- _What the exercise asks_:
Scan the data below for the string "title". Show every line where it turns up.

- _Records_:
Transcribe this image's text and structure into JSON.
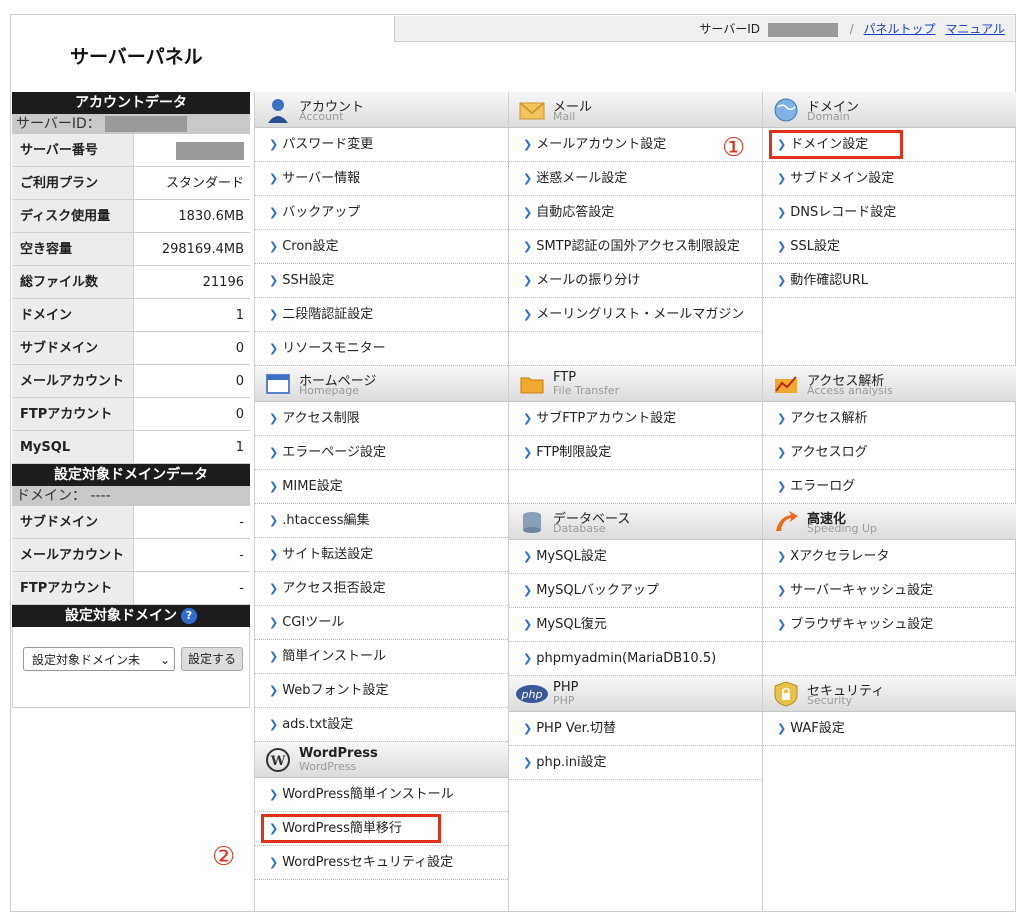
{
  "header": {
    "title": "サーバーパネル",
    "server_id_label": "サーバーID",
    "link_panel_top": "パネルトップ",
    "link_manual": "マニュアル",
    "separator": "/"
  },
  "account_data": {
    "heading": "アカウントデータ",
    "server_id_label": "サーバーID：",
    "rows": [
      {
        "label": "サーバー番号",
        "value": ""
      },
      {
        "label": "ご利用プラン",
        "value": "スタンダード"
      },
      {
        "label": "ディスク使用量",
        "value": "1830.6MB"
      },
      {
        "label": "空き容量",
        "value": "298169.4MB"
      },
      {
        "label": "総ファイル数",
        "value": "21196"
      },
      {
        "label": "ドメイン",
        "value": "1"
      },
      {
        "label": "サブドメイン",
        "value": "0"
      },
      {
        "label": "メールアカウント",
        "value": "0"
      },
      {
        "label": "FTPアカウント",
        "value": "0"
      },
      {
        "label": "MySQL",
        "value": "1"
      }
    ]
  },
  "target_domain_data": {
    "heading": "設定対象ドメインデータ",
    "domain_label": "ドメイン： ----",
    "rows": [
      {
        "label": "サブドメイン",
        "value": "-"
      },
      {
        "label": "メールアカウント",
        "value": "-"
      },
      {
        "label": "FTPアカウント",
        "value": "-"
      }
    ]
  },
  "target_domain": {
    "heading": "設定対象ドメイン",
    "help": "?",
    "select_value": "設定対象ドメイン未",
    "chevron": "⌄",
    "button": "設定する"
  },
  "arrow": "❯",
  "sections": {
    "account": {
      "title": "アカウント",
      "sub": "Account",
      "items": [
        "パスワード変更",
        "サーバー情報",
        "バックアップ",
        "Cron設定",
        "SSH設定",
        "二段階認証設定",
        "リソースモニター"
      ]
    },
    "homepage": {
      "title": "ホームページ",
      "sub": "Homepage",
      "items": [
        "アクセス制限",
        "エラーページ設定",
        "MIME設定",
        ".htaccess編集",
        "サイト転送設定",
        "アクセス拒否設定",
        "CGIツール",
        "簡単インストール",
        "Webフォント設定",
        "ads.txt設定"
      ]
    },
    "wordpress": {
      "title": "WordPress",
      "sub": "WordPress",
      "items": [
        "WordPress簡単インストール",
        "WordPress簡単移行",
        "WordPressセキュリティ設定"
      ]
    },
    "mail": {
      "title": "メール",
      "sub": "Mail",
      "items": [
        "メールアカウント設定",
        "迷惑メール設定",
        "自動応答設定",
        "SMTP認証の国外アクセス制限設定",
        "メールの振り分け",
        "メーリングリスト・メールマガジン"
      ]
    },
    "ftp": {
      "title": "FTP",
      "sub": "File Transfer",
      "items": [
        "サブFTPアカウント設定",
        "FTP制限設定"
      ]
    },
    "database": {
      "title": "データベース",
      "sub": "Database",
      "items": [
        "MySQL設定",
        "MySQLバックアップ",
        "MySQL復元",
        "phpmyadmin(MariaDB10.5)"
      ]
    },
    "php": {
      "title": "PHP",
      "sub": "PHP",
      "items": [
        "PHP Ver.切替",
        "php.ini設定"
      ]
    },
    "domain": {
      "title": "ドメイン",
      "sub": "Domain",
      "items": [
        "ドメイン設定",
        "サブドメイン設定",
        "DNSレコード設定",
        "SSL設定",
        "動作確認URL"
      ]
    },
    "access": {
      "title": "アクセス解析",
      "sub": "Access analysis",
      "items": [
        "アクセス解析",
        "アクセスログ",
        "エラーログ"
      ]
    },
    "speed": {
      "title": "高速化",
      "sub": "Speeding Up",
      "items": [
        "Xアクセラレータ",
        "サーバーキャッシュ設定",
        "ブラウザキャッシュ設定"
      ]
    },
    "security": {
      "title": "セキュリティ",
      "sub": "Security",
      "items": [
        "WAF設定"
      ]
    }
  },
  "annotations": {
    "one": "①",
    "two": "②"
  },
  "colors": {
    "highlight": "#e0321b",
    "link": "#1a44c8",
    "dark_header": "#1c1c1c"
  }
}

- _Answer to the problem_:
    "title": "サーバーパネル",
      "title": "アカウント",
      "title": "ホームページ",
      "title": "WordPress",
      "title": "メール",
      "title": "FTP",
      "title": "データベース",
      "title": "PHP",
      "title": "ドメイン",
      "title": "アクセス解析",
      "title": "高速化",
      "title": "セキュリティ",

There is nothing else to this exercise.